C.D.C.’s report suggests poultry are the single-leading cause of outbreaks of foodborne illness, with poultry responsible for 21% of outbreak-related cases. This is based on attributing 1,355 cases to poultry out of a total of 6,395 cases (21.1%). However, of the total cases attributed to poultry, 741, stemmed from a single incident in an Alabama jail or prison in March 2006, which is suspected (but not confirmed, according to a publicly available C.D.C. database) to result from Clostridium perfringens in baked chicken.
Without this single incident, poultry would account for 614 of 5,653 cases, or 10.9%. This would place poultry well behind other commodities mentioned in the report, N.C.C. relayed.
N.C.C. added the Alabama incident also explains another oddity in the report: the high number of cases (902) attributed to C. perfringens in poultry, which typically causes problems if food is left out in the "danger zone" between 40ºF and 140°F for an extended period of time. While C. perfringens is a known cause of foodborne illness in poultry (as well as other foods), it has not previously been mentioned as a leading cause.
If the Alabama cases are removed from the total, the number of cases of foodborne illness from C. perfringens in poultry in 2006 would be 161. The average annual number of cases of foodborne illness from C. perfringens in all food sources from 2001 to 2005 was 2,077, according to the report,

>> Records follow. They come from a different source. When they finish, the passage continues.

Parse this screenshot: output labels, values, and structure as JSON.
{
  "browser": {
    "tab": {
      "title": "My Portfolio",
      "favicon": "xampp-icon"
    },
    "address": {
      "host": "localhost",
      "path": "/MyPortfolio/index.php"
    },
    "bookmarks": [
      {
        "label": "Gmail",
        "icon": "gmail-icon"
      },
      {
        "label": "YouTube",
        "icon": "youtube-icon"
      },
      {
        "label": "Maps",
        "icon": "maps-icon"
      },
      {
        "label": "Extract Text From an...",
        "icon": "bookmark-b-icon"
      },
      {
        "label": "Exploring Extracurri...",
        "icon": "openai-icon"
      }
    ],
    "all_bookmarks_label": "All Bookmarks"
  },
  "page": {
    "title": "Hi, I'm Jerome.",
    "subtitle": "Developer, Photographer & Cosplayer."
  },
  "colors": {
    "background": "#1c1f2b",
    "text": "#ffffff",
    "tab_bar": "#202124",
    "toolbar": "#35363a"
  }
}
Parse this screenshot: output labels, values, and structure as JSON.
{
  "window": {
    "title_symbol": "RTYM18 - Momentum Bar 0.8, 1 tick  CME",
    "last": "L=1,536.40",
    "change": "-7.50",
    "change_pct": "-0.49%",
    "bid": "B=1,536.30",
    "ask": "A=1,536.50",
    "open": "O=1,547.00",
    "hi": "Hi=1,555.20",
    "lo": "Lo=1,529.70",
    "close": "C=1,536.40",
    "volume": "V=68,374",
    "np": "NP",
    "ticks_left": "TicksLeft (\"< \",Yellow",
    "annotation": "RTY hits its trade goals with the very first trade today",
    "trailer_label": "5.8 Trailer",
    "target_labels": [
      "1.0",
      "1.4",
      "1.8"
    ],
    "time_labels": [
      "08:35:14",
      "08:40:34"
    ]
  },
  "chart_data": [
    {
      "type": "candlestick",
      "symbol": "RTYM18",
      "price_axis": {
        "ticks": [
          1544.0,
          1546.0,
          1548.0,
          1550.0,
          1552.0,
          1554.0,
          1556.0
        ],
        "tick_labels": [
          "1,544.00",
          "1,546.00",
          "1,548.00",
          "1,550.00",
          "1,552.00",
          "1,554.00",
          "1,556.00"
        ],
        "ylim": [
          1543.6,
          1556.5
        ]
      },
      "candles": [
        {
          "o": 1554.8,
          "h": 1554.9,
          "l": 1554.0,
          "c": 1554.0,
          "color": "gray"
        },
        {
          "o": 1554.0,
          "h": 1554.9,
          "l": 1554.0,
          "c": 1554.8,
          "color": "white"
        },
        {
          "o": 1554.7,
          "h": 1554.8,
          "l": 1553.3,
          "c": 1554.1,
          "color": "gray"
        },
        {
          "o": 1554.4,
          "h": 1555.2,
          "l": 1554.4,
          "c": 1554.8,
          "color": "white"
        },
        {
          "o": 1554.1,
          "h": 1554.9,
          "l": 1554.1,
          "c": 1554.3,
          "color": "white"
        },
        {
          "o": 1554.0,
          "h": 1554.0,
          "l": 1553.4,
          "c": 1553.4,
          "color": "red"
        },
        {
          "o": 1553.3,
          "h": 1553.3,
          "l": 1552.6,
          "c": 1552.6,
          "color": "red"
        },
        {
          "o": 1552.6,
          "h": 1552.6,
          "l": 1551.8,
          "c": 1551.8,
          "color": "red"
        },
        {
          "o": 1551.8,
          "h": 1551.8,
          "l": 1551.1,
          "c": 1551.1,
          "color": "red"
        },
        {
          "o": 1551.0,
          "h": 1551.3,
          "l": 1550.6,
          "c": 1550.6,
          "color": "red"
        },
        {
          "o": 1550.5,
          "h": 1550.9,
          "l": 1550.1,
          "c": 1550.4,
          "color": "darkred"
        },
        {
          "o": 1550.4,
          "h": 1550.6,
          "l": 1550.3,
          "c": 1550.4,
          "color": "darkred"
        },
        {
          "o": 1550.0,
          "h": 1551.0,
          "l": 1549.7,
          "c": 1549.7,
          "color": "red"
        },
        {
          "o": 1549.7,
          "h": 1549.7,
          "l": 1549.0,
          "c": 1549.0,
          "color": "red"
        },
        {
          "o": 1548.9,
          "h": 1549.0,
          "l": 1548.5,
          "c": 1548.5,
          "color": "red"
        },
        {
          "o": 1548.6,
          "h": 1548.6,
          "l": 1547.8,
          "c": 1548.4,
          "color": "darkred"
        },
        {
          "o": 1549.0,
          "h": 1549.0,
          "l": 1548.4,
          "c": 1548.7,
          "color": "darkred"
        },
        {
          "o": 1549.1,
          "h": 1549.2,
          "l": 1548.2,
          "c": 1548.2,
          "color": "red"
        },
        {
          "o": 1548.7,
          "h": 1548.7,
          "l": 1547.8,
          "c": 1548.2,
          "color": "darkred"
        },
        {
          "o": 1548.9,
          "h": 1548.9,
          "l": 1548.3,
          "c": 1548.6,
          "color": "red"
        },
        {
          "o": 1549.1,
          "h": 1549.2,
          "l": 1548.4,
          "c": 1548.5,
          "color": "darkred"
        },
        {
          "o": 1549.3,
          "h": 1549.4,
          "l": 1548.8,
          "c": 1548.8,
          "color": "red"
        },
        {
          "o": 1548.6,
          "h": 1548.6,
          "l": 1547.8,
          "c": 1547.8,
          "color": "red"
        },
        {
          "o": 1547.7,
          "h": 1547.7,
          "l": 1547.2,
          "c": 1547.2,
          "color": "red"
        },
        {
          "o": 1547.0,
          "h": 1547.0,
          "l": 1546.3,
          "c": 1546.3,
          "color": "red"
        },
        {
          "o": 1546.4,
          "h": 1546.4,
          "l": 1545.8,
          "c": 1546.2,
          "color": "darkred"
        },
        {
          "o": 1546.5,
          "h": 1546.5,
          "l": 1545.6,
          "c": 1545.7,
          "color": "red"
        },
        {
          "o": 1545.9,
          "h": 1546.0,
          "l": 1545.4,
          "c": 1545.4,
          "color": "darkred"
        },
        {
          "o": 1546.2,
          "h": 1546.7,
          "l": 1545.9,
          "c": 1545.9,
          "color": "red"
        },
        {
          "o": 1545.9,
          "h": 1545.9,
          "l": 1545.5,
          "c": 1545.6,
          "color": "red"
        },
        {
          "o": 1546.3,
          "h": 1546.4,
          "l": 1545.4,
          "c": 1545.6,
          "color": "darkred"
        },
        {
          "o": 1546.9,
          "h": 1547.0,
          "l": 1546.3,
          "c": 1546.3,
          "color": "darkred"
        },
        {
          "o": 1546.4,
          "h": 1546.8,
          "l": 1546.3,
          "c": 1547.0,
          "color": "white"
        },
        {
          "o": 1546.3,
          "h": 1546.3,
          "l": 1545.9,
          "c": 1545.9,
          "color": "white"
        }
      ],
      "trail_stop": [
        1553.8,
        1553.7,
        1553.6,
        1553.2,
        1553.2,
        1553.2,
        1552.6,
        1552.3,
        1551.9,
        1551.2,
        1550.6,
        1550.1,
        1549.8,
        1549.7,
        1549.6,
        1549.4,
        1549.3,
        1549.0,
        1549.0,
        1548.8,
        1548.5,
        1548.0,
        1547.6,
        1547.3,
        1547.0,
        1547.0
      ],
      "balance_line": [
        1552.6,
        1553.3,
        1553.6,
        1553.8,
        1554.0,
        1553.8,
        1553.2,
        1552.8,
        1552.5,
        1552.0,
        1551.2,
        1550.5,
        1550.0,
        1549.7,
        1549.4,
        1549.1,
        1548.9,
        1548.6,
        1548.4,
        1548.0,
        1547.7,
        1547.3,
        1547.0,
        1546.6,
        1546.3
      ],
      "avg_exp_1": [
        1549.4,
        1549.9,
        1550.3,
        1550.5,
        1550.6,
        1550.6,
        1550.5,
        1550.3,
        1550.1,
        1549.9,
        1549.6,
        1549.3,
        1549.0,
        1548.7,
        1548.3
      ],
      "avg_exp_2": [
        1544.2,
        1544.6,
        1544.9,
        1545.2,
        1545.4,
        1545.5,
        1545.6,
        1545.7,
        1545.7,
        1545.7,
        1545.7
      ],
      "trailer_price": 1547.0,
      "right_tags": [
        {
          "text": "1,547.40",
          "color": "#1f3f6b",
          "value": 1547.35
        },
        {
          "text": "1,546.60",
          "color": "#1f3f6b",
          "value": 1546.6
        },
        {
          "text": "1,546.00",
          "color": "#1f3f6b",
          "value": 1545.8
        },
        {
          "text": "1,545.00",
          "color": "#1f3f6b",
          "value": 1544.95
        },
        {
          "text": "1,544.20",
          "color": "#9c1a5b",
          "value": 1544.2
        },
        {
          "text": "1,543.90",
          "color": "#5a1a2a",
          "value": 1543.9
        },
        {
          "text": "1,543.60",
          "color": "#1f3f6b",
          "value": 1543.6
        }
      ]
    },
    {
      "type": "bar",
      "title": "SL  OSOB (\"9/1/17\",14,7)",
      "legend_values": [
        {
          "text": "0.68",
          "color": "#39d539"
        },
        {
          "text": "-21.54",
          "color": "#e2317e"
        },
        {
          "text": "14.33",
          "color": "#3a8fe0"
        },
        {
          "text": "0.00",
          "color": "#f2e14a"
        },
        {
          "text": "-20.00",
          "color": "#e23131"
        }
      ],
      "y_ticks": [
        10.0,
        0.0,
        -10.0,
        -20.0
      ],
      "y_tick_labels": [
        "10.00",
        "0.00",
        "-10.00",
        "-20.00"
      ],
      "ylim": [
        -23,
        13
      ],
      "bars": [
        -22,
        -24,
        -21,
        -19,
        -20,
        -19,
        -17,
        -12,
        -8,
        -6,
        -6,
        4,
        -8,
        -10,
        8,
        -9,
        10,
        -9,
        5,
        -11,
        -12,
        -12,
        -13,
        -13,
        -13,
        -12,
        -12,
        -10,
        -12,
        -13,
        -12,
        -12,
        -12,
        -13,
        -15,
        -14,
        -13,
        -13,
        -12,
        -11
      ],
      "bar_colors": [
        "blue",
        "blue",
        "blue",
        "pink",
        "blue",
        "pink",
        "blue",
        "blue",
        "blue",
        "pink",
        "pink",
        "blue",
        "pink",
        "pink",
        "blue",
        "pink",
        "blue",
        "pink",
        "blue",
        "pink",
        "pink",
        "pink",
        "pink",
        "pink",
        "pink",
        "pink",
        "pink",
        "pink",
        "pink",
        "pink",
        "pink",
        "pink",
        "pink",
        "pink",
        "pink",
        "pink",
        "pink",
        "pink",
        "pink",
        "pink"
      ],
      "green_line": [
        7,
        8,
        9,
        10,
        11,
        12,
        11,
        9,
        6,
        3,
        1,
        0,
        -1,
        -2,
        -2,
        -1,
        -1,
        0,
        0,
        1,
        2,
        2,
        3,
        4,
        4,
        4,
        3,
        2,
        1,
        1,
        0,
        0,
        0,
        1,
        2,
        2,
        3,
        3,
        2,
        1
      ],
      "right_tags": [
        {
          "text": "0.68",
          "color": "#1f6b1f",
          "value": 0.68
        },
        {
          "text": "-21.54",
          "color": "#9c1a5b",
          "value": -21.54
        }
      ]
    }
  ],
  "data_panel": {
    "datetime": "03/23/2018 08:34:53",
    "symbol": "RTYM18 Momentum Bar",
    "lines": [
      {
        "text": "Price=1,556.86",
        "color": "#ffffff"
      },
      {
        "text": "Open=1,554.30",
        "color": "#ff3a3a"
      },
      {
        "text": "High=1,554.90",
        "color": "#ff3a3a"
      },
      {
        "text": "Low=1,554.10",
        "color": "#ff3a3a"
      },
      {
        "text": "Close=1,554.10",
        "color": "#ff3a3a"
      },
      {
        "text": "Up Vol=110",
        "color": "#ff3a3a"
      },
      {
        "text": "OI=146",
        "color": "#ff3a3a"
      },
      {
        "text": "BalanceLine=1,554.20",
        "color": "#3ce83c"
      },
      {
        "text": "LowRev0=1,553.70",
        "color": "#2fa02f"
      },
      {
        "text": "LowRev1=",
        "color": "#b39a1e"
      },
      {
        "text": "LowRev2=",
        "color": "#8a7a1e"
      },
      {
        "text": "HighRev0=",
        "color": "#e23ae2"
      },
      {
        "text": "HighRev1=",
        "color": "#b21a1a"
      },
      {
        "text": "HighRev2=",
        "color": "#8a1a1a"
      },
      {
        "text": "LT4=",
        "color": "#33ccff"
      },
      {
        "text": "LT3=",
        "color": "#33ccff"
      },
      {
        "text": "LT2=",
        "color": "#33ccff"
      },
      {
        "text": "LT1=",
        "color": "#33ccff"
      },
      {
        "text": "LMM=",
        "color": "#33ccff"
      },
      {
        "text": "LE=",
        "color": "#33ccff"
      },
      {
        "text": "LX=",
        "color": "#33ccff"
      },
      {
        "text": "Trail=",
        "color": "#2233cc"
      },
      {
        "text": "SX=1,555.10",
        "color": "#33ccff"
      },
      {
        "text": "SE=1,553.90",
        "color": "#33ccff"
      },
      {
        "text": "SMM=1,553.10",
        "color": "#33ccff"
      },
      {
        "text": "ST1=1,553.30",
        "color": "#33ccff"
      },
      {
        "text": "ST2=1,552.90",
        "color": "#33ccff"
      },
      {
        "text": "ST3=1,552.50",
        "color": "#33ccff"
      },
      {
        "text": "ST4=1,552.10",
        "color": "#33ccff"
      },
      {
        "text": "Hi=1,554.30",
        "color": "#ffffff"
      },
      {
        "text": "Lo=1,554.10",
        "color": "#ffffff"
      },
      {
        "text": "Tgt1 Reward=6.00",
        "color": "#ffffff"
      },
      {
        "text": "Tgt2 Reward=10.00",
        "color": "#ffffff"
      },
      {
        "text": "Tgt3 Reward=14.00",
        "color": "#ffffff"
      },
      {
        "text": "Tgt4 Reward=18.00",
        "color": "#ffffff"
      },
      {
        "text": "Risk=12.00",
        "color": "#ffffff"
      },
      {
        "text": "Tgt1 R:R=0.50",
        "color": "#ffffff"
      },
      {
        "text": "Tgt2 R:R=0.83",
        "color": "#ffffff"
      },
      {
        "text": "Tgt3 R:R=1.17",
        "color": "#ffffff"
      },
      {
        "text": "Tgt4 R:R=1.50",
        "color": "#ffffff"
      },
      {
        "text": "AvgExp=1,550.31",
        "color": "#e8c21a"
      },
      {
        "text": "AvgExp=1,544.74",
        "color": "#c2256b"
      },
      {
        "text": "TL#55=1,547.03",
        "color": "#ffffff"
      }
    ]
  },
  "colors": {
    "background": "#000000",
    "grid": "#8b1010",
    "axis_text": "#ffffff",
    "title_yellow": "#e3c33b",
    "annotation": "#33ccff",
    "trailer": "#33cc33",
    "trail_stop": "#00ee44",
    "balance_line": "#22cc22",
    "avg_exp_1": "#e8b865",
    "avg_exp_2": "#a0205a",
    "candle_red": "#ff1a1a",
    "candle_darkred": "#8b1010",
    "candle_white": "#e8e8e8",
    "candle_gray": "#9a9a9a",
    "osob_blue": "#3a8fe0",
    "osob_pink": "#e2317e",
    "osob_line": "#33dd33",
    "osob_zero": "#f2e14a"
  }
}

"America’s chicken producers and processors work hard to provide safe, wholesome food to customers in the United States and around the world," said Steve Pretanik, the N.C.C.’s director of science and technology. "Any case of foodborne illness is unfortunate, but it is unfair to present a picture that is skewed by a single, unusual event."